With the recent release of Denis Villeneuve’s new Dune adaptation, many fans have been revisiting the 1984 rendition of Frank Herbert’s seminal sci-fi novel, directed by David Lynch. Labelled by critics as a “beautiful disaster,” Dune is a flawed but interesting interpretation by the master of cinematic surrealism. Although Lynch has disowned the film, it has garnered the status of a cult classic in recent years.
Lynch said: “I don’t even like talking about Dune really, but I’ve said before I knew when I was signing the contract that I was signing away final cut and from that moment I felt like, looking back, I started selling out… I knew Dino [De Laurentiis], I knew what he was like, what he would go for and what he wouldn’t, so I’d have to go way back before that. I don’t know what it would’ve been but it wouldn’t have been what it is”.
While reflecting on the project, Lynch admitted that he shouldn’t have undertaken a Dune adaptation, claiming that he had other offers to consider as well: “I started selling out on Dune. Looking back, it’s no one’s fault but my own. I probably shouldn’t have done that picture, but I saw tons and tons of possibilities for things I loved, and this was the structure to do them in.”
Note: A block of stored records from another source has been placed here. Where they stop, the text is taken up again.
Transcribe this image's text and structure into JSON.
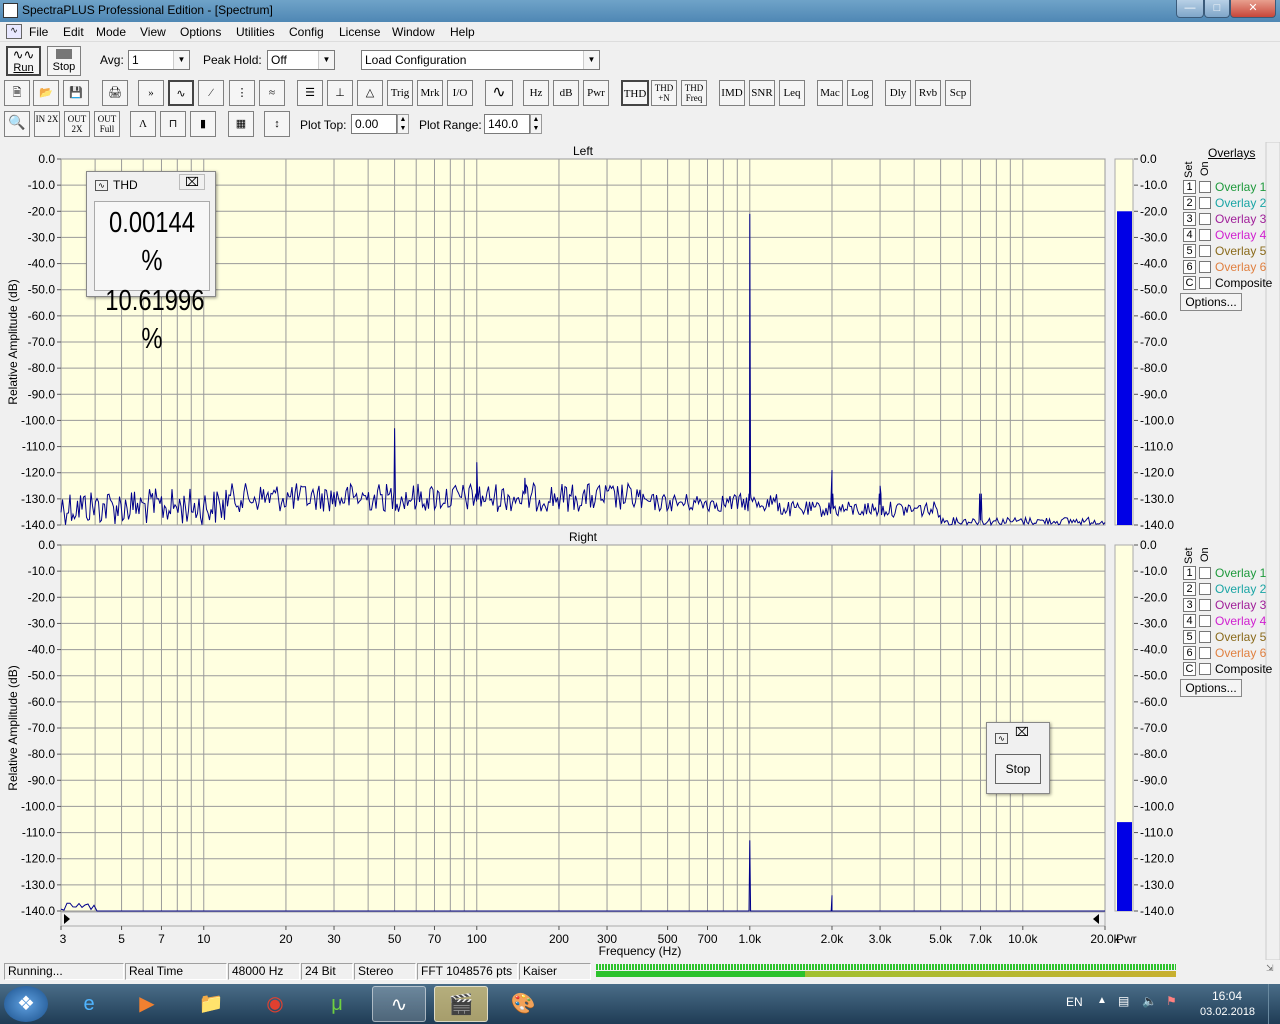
{
  "window": {
    "title": "SpectraPLUS Professional Edition - [Spectrum]"
  },
  "menu": [
    "File",
    "Edit",
    "Mode",
    "View",
    "Options",
    "Utilities",
    "Config",
    "License",
    "Window",
    "Help"
  ],
  "toolbar1": {
    "run_label": "Run",
    "stop_label": "Stop",
    "avg_label": "Avg:",
    "avg_value": "1",
    "peak_hold_label": "Peak Hold:",
    "peak_hold_value": "Off",
    "config_value": "Load Configuration"
  },
  "toolbar2": {
    "buttons": [
      "Trig",
      "Mrk",
      "I/O",
      "Hz",
      "dB",
      "Pwr",
      "THD",
      "THD +N",
      "THD Freq",
      "IMD",
      "SNR",
      "Leq",
      "Mac",
      "Log",
      "Dly",
      "Rvb",
      "Scp"
    ]
  },
  "toolbar3": {
    "zoom_labels": [
      "IN 2X",
      "OUT 2X",
      "OUT Full"
    ],
    "plot_top_label": "Plot Top:",
    "plot_top_value": "0.00",
    "plot_range_label": "Plot Range:",
    "plot_range_value": "140.0"
  },
  "plots": {
    "left_title": "Left",
    "right_title": "Right",
    "y_label": "Relative Amplitude (dB)",
    "x_label": "Frequency (Hz)",
    "pwr_label": "Pwr",
    "y_ticks": [
      "0.0",
      "-10.0",
      "-20.0",
      "-30.0",
      "-40.0",
      "-50.0",
      "-60.0",
      "-70.0",
      "-80.0",
      "-90.0",
      "-100.0",
      "-110.0",
      "-120.0",
      "-130.0",
      "-140.0"
    ],
    "x_ticks": [
      "3",
      "5",
      "7",
      "10",
      "20",
      "30",
      "50",
      "70",
      "100",
      "200",
      "300",
      "500",
      "700",
      "1.0k",
      "2.0k",
      "3.0k",
      "5.0k",
      "7.0k",
      "10.0k",
      "20.0k"
    ]
  },
  "chart_data": [
    {
      "type": "line",
      "title": "Left",
      "xlabel": "Frequency (Hz)",
      "ylabel": "Relative Amplitude (dB)",
      "xscale": "log",
      "xlim": [
        3,
        20000
      ],
      "ylim": [
        -140,
        0
      ],
      "grid": true,
      "series": [
        {
          "peaks": [
            [
              50,
              -103
            ],
            [
              100,
              -116
            ],
            [
              150,
              -122
            ],
            [
              1000,
              -21
            ],
            [
              2000,
              -119
            ],
            [
              3000,
              -125
            ],
            [
              7000,
              -136
            ]
          ],
          "floor_db": -130
        }
      ],
      "pwr_meter_db": -20
    },
    {
      "type": "line",
      "title": "Right",
      "xlabel": "Frequency (Hz)",
      "ylabel": "Relative Amplitude (dB)",
      "xscale": "log",
      "xlim": [
        3,
        20000
      ],
      "ylim": [
        -140,
        0
      ],
      "grid": true,
      "series": [
        {
          "peaks": [
            [
              1000,
              -113
            ],
            [
              2000,
              -134
            ]
          ],
          "floor_db": -140
        }
      ],
      "pwr_meter_db": -106
    }
  ],
  "overlays": {
    "header": "Overlays",
    "set_label": "Set",
    "on_label": "On",
    "items": [
      {
        "num": "1",
        "name": "Overlay 1",
        "color": "#1e9a3c"
      },
      {
        "num": "2",
        "name": "Overlay 2",
        "color": "#1aa5a5"
      },
      {
        "num": "3",
        "name": "Overlay 3",
        "color": "#a0209a"
      },
      {
        "num": "4",
        "name": "Overlay 4",
        "color": "#d020d0"
      },
      {
        "num": "5",
        "name": "Overlay 5",
        "color": "#8a6a1a"
      },
      {
        "num": "6",
        "name": "Overlay 6",
        "color": "#e08040"
      },
      {
        "num": "C",
        "name": "Composite",
        "color": "#000000"
      }
    ],
    "options_label": "Options..."
  },
  "thd_window": {
    "title": "THD",
    "value1": "0.00144 %",
    "value2": "10.61996 %"
  },
  "stop_window": {
    "button": "Stop"
  },
  "status": {
    "state": "Running...",
    "mode": "Real Time",
    "rate": "48000 Hz",
    "bits": "24 Bit",
    "channels": "Stereo",
    "fft": "FFT 1048576 pts",
    "window": "Kaiser"
  },
  "tray": {
    "lang": "EN",
    "time": "16:04",
    "date": "03.02.2018"
  }
}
David Lynch’s production featured a star-studded cast, including the likes of Kyle MacLachlan, Patrick Stewart and Sting among others. However, Stewart revealed that Lynch had no idea about his casting: “The fact is David Lynch thought he had cast somebody else.” In addition, the actor was unfamiliar with some of his colleagues – most notably, the music icon Sting.
“Music, at least popular music, has never played a big part in my life,” Stewart explained, while trying to justify the fact that he had been living under a rock. “I had never heard of Sting. That’s how isolated I was from the music world.” In order to familiarise himself with his co-star, Stewart initiated a conversation with Sting.
“I heard he was a musician,” the actor said, “so the second or third day we’re just hanging out on the set, just him and me, and I say, ‘So, you’re a musician?’ And he said, ‘Yup.’ And I said, ‘What do you play?’ And he said, ‘Bass.’ And I said, ‘You know, I’ve often wondered what is it like carrying that huge thing around everywhere you go,’
“And God bless him, he said, ‘No, bass guitar.’ And I said, ‘Are you a solo artist?’ And he said, ‘No, I’m in a band.’ And I said, Oh, what kind of band?’ And he said, ‘The Police,’” Stewart recalled. “Folks, I said, ‘You play in a police band?’”
David Lynch wasn’t the only person who did not want to do Dune, with many participants echoing a similar sentiment. When asked about it, even Sting claimed that he had only taken the project because he wasn’t ready to miss out on the golden opportunity of collaborating with Lynch: “I’m doing Dune because of [director David Lynch] and for no other reason.”
Continuing, the musician added: “I didn’t really want to do the movie, because I didn’t think it was wise for me to be in an enormous movie. I’d rather keep a groundswell building up in my movie career. So, I sort of went along dragging my heels.”